[Start of section]

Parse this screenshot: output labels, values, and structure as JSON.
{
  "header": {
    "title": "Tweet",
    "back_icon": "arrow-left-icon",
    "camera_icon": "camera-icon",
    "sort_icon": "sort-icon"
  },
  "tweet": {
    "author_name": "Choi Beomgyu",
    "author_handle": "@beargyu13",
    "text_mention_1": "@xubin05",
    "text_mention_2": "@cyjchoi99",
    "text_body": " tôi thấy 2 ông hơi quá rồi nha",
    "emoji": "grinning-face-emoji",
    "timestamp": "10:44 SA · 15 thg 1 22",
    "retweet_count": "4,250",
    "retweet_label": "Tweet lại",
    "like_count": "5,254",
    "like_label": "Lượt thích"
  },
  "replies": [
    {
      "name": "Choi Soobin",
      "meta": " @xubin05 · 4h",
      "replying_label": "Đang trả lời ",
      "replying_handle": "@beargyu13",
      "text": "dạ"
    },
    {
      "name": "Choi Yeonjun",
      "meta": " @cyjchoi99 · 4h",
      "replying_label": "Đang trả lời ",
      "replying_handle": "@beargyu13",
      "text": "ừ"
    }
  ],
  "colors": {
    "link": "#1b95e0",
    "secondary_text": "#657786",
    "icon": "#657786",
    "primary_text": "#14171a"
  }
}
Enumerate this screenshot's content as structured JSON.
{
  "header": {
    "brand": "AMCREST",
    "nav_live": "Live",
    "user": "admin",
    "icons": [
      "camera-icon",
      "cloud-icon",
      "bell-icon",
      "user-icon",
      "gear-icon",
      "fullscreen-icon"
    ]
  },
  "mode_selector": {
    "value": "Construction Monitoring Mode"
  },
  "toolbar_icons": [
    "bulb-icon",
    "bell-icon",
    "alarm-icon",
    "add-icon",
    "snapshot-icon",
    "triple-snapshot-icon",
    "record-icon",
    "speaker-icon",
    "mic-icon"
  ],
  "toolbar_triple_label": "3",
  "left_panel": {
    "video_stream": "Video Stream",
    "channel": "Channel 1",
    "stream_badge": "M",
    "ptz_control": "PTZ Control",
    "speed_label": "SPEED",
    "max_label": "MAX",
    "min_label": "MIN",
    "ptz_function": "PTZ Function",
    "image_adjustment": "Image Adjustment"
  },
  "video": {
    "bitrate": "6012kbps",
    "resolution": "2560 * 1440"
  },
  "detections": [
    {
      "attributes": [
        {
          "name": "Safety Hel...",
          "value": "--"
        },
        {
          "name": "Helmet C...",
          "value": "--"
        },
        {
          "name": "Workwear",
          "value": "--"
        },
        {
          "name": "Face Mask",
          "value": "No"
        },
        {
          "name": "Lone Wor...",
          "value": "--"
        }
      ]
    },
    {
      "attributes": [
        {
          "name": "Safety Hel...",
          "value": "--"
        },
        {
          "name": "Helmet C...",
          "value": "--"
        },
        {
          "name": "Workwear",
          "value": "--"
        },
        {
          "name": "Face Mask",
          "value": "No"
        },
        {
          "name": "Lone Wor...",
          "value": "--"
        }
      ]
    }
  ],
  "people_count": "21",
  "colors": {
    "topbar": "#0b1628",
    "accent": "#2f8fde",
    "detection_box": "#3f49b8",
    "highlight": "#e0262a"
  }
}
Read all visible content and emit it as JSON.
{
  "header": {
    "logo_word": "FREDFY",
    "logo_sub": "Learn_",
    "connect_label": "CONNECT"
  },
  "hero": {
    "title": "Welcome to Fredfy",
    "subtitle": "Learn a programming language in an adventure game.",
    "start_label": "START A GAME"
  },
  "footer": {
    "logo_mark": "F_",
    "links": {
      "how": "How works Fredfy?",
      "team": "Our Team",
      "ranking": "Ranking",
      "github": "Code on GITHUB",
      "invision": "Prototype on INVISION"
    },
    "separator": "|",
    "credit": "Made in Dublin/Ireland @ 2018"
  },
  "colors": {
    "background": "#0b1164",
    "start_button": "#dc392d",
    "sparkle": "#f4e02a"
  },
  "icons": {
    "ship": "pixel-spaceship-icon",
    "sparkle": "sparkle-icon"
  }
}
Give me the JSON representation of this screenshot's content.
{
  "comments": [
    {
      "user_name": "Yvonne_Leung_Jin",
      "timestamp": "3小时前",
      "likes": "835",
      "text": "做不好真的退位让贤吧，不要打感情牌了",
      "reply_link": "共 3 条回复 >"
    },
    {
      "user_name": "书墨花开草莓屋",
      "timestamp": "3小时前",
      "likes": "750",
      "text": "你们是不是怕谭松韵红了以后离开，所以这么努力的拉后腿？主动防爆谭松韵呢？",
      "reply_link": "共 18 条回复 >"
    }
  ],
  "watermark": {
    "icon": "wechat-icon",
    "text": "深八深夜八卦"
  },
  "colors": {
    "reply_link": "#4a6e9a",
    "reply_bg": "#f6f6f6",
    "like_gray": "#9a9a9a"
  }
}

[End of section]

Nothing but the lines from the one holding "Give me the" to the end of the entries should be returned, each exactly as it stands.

Result of this task →
Give me the JSON representation of this screenshot's content.
{
  "comments": [
    {
      "user_name": "Yvonne_Leung_Jin",
      "timestamp": "3小时前",
      "likes": "835",
      "text": "做不好真的退位让贤吧，不要打感情牌了",
      "reply_link": "共 3 条回复 >"
    },
    {
      "user_name": "书墨花开草莓屋",
      "timestamp": "3小时前",
      "likes": "750",
      "text": "你们是不是怕谭松韵红了以后离开，所以这么努力的拉后腿？主动防爆谭松韵呢？",
      "reply_link": "共 18 条回复 >"
    }
  ],
  "watermark": {
    "icon": "wechat-icon",
    "text": "深八深夜八卦"
  },
  "colors": {
    "reply_link": "#4a6e9a",
    "reply_bg": "#f6f6f6",
    "like_gray": "#9a9a9a"
  }
}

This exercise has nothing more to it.